But in spite of her humility about rank, nobody would ever accuse Garcia of being soft. When she first took over the command, she sent out an email to all her staff and brigade commanders expecting them to read "A Message to Garcia," an essay written by Elbert Hubbard in 1889. Coincidentally, the Garcia in the essay is also a general, but one who fought during the Spanish-American War. If the essay could be summarized into a single message it would be this: "Act with initiative, get the mission done, and don't complain or make excuses."
She expects her staff and her brigade commanders to know their stuff, and to think critically about every problem they face and every solution they offer.
In her civilian career, Garcia is a veterinarian doctor who specializes in animal food manufacturing. She approaches problem solving with the analytical mindset of a scientist.
"I often tell people that I'm a scientist, and I say that, one, because it helps them know how to communicate with me. I make decisions objectively, supported by facts. And I need my commanders to know how to talk to me. But I also tell them that because I don't want everyone around me being a bean counter. I used to have this lieutenant colonel on my staff who had the soul of an artist. I tell you, he was an artist. I would not hold a meeting without him present, and sometimes the rest of the staff would hate it. He would always be the one to say something crazy that nobody else was thinking of. I want that. I'm a scientist, but I need others to balance it out," she said.

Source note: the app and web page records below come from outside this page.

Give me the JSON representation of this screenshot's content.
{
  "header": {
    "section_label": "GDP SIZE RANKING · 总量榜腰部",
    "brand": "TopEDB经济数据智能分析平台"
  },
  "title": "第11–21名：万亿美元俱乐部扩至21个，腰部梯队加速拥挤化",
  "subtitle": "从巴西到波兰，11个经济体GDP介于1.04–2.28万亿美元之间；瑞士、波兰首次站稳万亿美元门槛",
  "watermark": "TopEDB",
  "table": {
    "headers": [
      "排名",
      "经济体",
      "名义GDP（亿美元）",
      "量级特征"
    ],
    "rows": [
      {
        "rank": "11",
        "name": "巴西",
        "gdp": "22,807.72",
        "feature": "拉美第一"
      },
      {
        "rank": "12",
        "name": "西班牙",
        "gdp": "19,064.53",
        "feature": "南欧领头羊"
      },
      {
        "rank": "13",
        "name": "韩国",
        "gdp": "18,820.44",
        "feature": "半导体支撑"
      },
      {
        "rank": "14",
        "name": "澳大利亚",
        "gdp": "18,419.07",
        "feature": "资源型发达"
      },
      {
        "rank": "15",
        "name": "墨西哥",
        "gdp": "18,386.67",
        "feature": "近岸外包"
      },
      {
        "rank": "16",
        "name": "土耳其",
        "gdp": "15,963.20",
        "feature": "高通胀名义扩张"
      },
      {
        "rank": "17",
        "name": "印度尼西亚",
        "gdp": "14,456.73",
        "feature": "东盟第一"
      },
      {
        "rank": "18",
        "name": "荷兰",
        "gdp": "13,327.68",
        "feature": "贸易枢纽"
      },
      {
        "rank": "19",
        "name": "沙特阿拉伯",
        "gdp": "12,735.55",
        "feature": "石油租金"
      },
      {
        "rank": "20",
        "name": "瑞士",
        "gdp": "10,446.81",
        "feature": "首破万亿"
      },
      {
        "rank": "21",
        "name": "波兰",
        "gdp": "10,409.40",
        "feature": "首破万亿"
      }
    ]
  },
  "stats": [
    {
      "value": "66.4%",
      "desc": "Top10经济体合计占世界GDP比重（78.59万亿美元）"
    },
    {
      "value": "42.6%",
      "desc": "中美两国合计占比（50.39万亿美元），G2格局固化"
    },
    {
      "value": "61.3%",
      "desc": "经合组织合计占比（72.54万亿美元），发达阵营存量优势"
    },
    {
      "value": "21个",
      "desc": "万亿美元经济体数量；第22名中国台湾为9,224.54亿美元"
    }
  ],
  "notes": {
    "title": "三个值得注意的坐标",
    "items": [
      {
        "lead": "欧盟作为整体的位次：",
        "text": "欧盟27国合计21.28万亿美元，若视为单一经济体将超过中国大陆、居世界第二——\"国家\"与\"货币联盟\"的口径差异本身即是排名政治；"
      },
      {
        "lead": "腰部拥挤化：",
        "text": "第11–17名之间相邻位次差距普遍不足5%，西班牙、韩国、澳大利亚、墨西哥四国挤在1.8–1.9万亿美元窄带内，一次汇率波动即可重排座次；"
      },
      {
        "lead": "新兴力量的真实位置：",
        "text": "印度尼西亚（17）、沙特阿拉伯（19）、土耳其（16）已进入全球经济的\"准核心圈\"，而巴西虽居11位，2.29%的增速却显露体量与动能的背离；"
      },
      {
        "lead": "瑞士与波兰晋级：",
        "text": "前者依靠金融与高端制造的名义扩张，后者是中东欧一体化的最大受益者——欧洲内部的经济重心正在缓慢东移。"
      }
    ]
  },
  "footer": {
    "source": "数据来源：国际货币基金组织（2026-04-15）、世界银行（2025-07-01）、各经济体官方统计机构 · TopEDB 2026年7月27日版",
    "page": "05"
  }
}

Garcia expects much of her Soldiers, especially in a time when conflict and war could erupt anywhere in the world. When that time comes, combatant commanders will be calling up Garcia to deploy her MPs. Taking charge of this command drives her, knowing well there will be high expectations and pressure. It was never the rank, but each opportunity to command that has motivated Garcia in her thirty-plus-year career.

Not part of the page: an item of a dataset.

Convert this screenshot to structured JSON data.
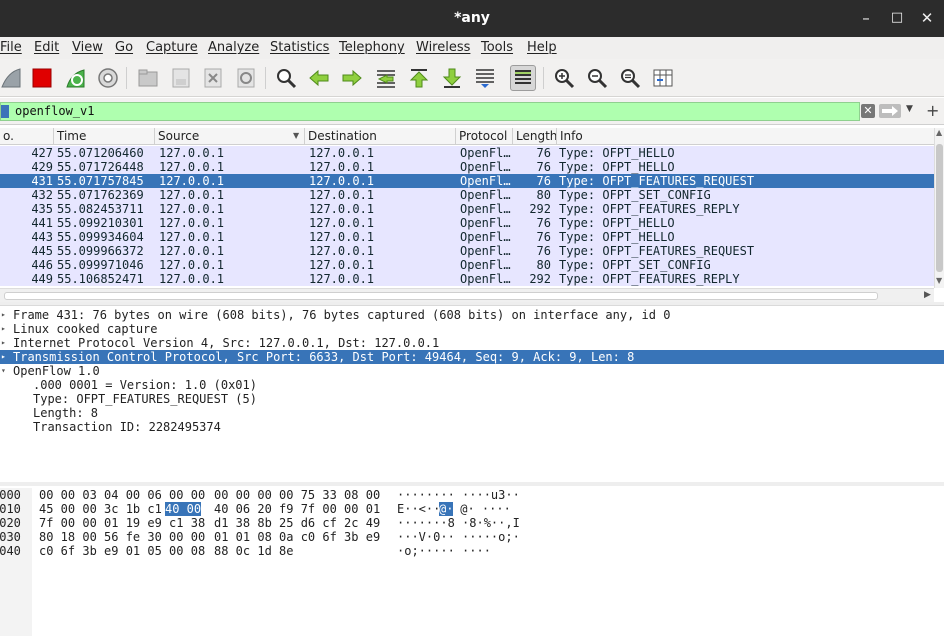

"It's certainly not because others can't do it. A lot of people can do what I do. There's a lot of great commanders and generals out there. I'm not better than them. So my drive to command is not because I can do it better than anyone else. I think it's because I'm one of those people who sees a 17-year-old kid with a sharp haircut, acne all over his face, needs to shave only once a week, and I say to myself, 'I want to work with him. I want to help him achieve excellence.' He may not always love how I lead him, but I'm okay with that. So long as we are striving toward that same goal together," she said.